                            im a fl security officer true we have no authority to arrest i have placed a few people in handcuffs for my safetyand they were commiting midemeanors involving violence. i have not in any instancrprosecuted for false arrest.
                            "Get yourself a shovel cause your in deep Sh*t"

                            Comment


                            • #15
                              [QUOTE=bigdog]
                              Originally posted by N. A. Corbier
                              Florida does not have a statutory authorization to arrest, and relies on common law detention of felony activity, or the various statutes allowing shopkeepers, retail establishment, and hotel agents to detain.

                              im a fl security officer true we have no authority to arrest i have placed a few people in handcuffs for my safetyand they were commiting midemeanors involving violence. i have not in any instancrprosecuted for false arrest.
                              There's a difference, especially in Florida, between arrest, detention, and handcuffing for "all person's safety." A person dosen't need to be detained or arrested (but they are, if you do) to be handcuffed. You aren't handcuffing them to arrest them, or to detain them, your handcuffing them to terminate their attack against you, or another person. As you said, "involving violence."

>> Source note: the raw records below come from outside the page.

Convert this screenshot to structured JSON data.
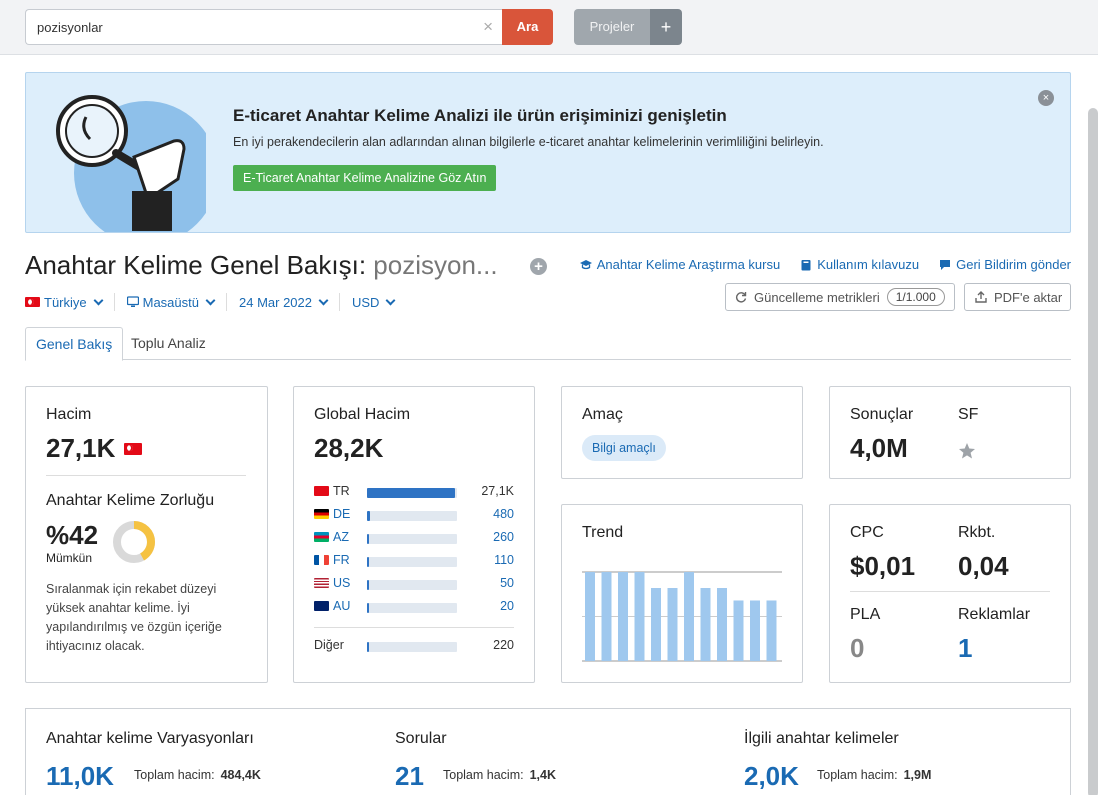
{
  "search": {
    "value": "pozisyonlar",
    "clear": "×",
    "button": "Ara"
  },
  "projects": {
    "label": "Projeler",
    "add": "+"
  },
  "banner": {
    "title": "E-ticaret Anahtar Kelime Analizi ile ürün erişiminizi genişletin",
    "text": "En iyi perakendecilerin alan adlarından alınan bilgilerle e-ticaret anahtar kelimelerinin verimliliğini belirleyin.",
    "cta": "E-Ticaret Anahtar Kelime Analizine Göz Atın",
    "close": "×"
  },
  "header": {
    "title_prefix": "Anahtar Kelime Genel Bakışı:",
    "keyword": "pozisyon...",
    "plus": "+",
    "links": {
      "course": "Anahtar Kelime Araştırma kursu",
      "guide": "Kullanım kılavuzu",
      "feedback": "Geri Bildirim gönder"
    }
  },
  "filters": {
    "country": "Türkiye",
    "device": "Masaüstü",
    "date": "24 Mar 2022",
    "currency": "USD"
  },
  "actions": {
    "update": "Güncelleme metrikleri",
    "update_count": "1/1.000",
    "pdf": "PDF'e aktar"
  },
  "tabs": {
    "overview": "Genel Bakış",
    "bulk": "Toplu Analiz"
  },
  "volume": {
    "label": "Hacim",
    "value": "27,1K"
  },
  "difficulty": {
    "label": "Anahtar Kelime Zorluğu",
    "value": "%42",
    "level": "Mümkün",
    "percent": 42,
    "description": "Sıralanmak için rekabet düzeyi yüksek anahtar kelime. İyi yapılandırılmış ve özgün içeriğe ihtiyacınız olacak."
  },
  "global_volume": {
    "label": "Global Hacim",
    "value": "28,2K",
    "rows": [
      {
        "cc": "TR",
        "value": "27,1K",
        "share": 1.0,
        "flag": "tr"
      },
      {
        "cc": "DE",
        "value": "480",
        "share": 0.03,
        "flag": "de"
      },
      {
        "cc": "AZ",
        "value": "260",
        "share": 0.02,
        "flag": "az"
      },
      {
        "cc": "FR",
        "value": "110",
        "share": 0.02,
        "flag": "fr"
      },
      {
        "cc": "US",
        "value": "50",
        "share": 0.02,
        "flag": "us"
      },
      {
        "cc": "AU",
        "value": "20",
        "share": 0.02,
        "flag": "au"
      }
    ],
    "other": {
      "label": "Diğer",
      "value": "220",
      "share": 0.02
    }
  },
  "intent": {
    "label": "Amaç",
    "badge": "Bilgi amaçlı"
  },
  "results": {
    "label": "Sonuçlar",
    "value": "4,0M",
    "sf_label": "SF",
    "sf_icon": "star-icon"
  },
  "trend": {
    "label": "Trend",
    "values": [
      1.0,
      1.0,
      1.0,
      1.0,
      0.82,
      0.82,
      1.0,
      0.82,
      0.82,
      0.68,
      0.68,
      0.68
    ]
  },
  "cpc": {
    "cpc_label": "CPC",
    "cpc_value": "$0,01",
    "comp_label": "Rkbt.",
    "comp_value": "0,04",
    "pla_label": "PLA",
    "pla_value": "0",
    "ads_label": "Reklamlar",
    "ads_value": "1"
  },
  "bottom": {
    "variations": {
      "title": "Anahtar kelime Varyasyonları",
      "value": "11,0K",
      "sub_label": "Toplam hacim:",
      "sub_value": "484,4K"
    },
    "questions": {
      "title": "Sorular",
      "value": "21",
      "sub_label": "Toplam hacim:",
      "sub_value": "1,4K"
    },
    "related": {
      "title": "İlgili anahtar kelimeler",
      "value": "2,0K",
      "sub_label": "Toplam hacim:",
      "sub_value": "1,9M"
    }
  },
  "colors": {
    "accent": "#1a6ab3",
    "search_button": "#d9553a",
    "cta": "#4caf50",
    "bar": "#2e73c4",
    "trend_bar": "#9fc8ee",
    "donut": "#f5c242"
  }
}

                              So long as you can articulate that to the police officer who will investigate your detention, they will find it lawful.
                              Some Kind of Commando Leader

                              "Every time I see another crazy Florida post, I'm glad I don't work there." ~ Minneapolis Security on Florida Security Law

                              Comment

                              Leaderboard

                              Collapse
                              Working...
                              X